Until some of these problems are addressed and even redone we all as nations of vote eligible civilians and citizens are now approaching a stage where the idea of an epistocracy replacing democracy is more appealing than ever. We all got there in our own way, via our own path and when that change is completed the media will wish it had done its job more proper. It will cry and rant on the freedom of the press and that they can govern themselves and they will realise that accepting the Leveson charter might have been the easiest solution for them in many ways.

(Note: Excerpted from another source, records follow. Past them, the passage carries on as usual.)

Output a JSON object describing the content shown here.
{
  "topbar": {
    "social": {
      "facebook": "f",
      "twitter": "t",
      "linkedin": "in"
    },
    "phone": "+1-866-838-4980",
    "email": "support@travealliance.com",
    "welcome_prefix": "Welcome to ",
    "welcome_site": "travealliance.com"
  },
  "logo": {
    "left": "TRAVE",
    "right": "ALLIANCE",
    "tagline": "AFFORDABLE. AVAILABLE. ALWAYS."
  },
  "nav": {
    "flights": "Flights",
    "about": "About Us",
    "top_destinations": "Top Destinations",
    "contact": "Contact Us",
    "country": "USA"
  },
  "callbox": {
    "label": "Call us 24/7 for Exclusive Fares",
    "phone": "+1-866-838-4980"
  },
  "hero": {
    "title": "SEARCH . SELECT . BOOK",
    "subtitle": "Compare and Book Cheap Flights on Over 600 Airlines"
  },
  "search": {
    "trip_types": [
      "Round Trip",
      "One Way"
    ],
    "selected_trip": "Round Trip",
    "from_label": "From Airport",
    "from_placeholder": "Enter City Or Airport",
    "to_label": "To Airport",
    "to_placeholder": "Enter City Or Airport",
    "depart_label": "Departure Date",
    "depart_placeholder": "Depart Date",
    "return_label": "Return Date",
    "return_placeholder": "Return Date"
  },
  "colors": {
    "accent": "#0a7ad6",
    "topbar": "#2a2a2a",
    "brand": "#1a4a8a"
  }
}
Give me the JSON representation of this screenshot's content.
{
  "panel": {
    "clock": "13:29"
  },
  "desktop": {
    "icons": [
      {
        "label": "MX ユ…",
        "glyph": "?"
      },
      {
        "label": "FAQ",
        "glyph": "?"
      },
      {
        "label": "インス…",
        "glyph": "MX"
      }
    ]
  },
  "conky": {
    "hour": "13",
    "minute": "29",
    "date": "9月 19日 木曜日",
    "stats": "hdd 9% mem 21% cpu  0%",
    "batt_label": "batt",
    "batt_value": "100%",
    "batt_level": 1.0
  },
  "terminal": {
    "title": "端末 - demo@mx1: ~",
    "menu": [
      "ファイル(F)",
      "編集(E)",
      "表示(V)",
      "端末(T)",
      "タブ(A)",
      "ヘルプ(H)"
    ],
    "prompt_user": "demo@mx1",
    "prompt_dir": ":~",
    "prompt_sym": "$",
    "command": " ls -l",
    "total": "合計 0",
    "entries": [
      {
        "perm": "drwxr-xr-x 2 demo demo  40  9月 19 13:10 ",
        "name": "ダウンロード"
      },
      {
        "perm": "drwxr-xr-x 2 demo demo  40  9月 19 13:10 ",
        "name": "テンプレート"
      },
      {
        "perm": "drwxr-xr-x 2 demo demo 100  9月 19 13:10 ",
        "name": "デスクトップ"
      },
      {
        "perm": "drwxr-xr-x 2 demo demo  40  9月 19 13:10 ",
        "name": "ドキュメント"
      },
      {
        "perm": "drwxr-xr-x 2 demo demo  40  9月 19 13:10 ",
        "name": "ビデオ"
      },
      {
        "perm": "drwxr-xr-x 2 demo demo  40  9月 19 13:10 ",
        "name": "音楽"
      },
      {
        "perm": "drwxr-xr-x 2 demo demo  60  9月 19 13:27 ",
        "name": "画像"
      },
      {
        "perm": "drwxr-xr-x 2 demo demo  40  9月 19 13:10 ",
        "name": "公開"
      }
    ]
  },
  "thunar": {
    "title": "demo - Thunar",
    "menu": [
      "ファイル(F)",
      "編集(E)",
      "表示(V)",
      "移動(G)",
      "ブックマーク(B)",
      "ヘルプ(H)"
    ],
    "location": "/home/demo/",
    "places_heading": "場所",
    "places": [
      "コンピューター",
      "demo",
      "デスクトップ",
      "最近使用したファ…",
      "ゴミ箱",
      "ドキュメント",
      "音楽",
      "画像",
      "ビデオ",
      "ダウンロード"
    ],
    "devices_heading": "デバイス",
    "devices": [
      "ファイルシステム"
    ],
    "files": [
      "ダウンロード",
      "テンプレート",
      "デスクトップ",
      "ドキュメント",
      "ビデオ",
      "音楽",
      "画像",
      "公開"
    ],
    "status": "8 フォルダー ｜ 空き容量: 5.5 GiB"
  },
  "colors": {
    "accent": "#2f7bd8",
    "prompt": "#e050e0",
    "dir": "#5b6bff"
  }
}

Even as I see the growing tyrannical push, the diversion towards an epistocracy is not the worst part in all this. In one blessing we should see that those in a monarchy will be in a much better place than those in any republic, yet this is not a new track. Consider Plato, who in Republic a work that is almost 2400 years old that discusses the morality of ‘the meaning of justice and whether the just man is happier than the unjust man‘, we assumed the former choice, yet over time both Wall Street and Apple have shown us (in the last 10 years) that the latter is the happier one and the people are catching on and they are all starting to demand change. A 2400 old work might in the end force our hands and whilst nepotism and flaccid politicians paved the way for such a large change, they are not the only cause. The fact that populations as a whole are willing to consider such a change is an actual plus point in all this, merely because such unity had not been seen in my lifetime to this degree and that is also a refreshing yet worrying notion.
Have a great day!